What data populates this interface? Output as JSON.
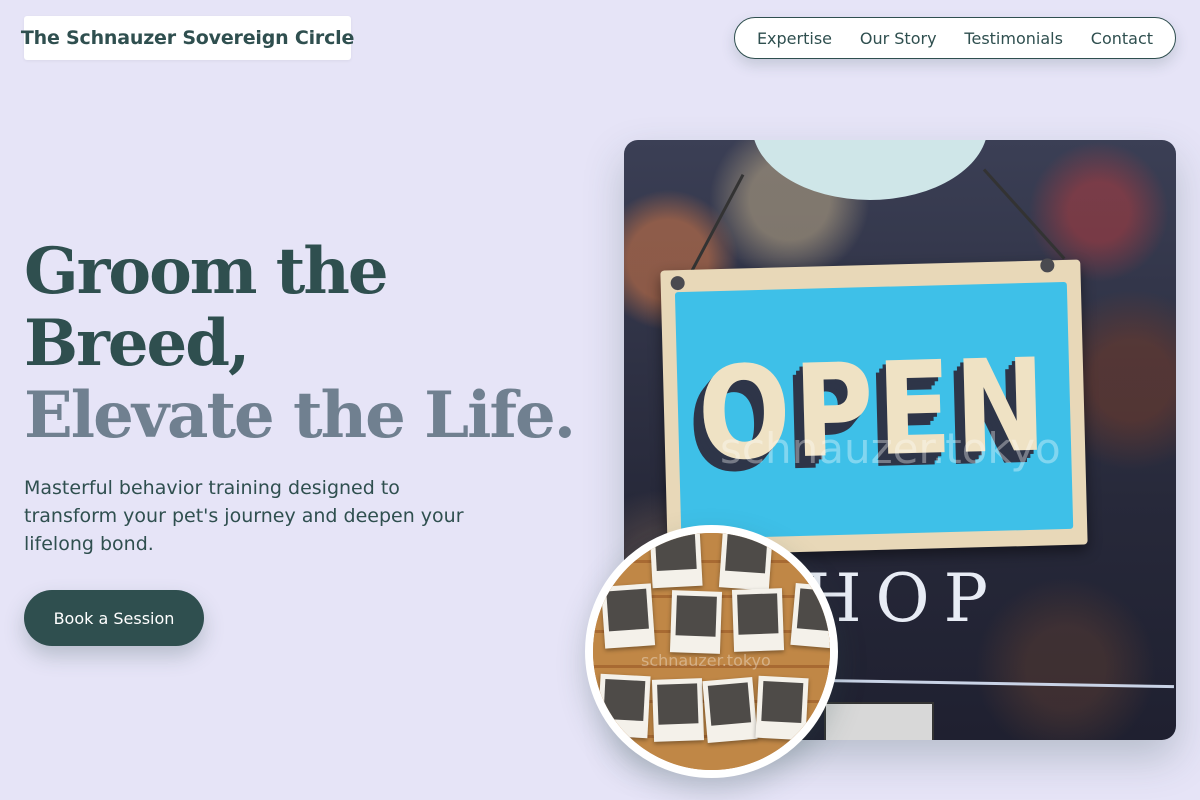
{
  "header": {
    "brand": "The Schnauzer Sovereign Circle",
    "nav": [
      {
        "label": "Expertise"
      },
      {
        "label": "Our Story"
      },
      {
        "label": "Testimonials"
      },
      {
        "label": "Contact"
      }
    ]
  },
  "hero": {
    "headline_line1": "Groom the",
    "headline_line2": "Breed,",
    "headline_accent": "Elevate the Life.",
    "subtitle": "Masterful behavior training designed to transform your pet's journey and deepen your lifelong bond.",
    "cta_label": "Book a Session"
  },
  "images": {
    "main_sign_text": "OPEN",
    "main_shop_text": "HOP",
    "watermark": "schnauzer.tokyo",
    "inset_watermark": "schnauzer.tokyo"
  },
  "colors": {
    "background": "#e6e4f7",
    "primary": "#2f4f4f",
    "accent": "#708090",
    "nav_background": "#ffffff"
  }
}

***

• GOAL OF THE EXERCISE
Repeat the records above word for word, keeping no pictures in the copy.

• SOLUTION TO THE PROBLEM
What data populates this interface? Output as JSON.
{
  "header": {
    "brand": "The Schnauzer Sovereign Circle",
    "nav": [
      {
        "label": "Expertise"
      },
      {
        "label": "Our Story"
      },
      {
        "label": "Testimonials"
      },
      {
        "label": "Contact"
      }
    ]
  },
  "hero": {
    "headline_line1": "Groom the",
    "headline_line2": "Breed,",
    "headline_accent": "Elevate the Life.",
    "subtitle": "Masterful behavior training designed to transform your pet's journey and deepen your lifelong bond.",
    "cta_label": "Book a Session"
  },
  "images": {
    "main_sign_text": "OPEN",
    "main_shop_text": "HOP",
    "watermark": "schnauzer.tokyo",
    "inset_watermark": "schnauzer.tokyo"
  },
  "colors": {
    "background": "#e6e4f7",
    "primary": "#2f4f4f",
    "accent": "#708090",
    "nav_background": "#ffffff"
  }
}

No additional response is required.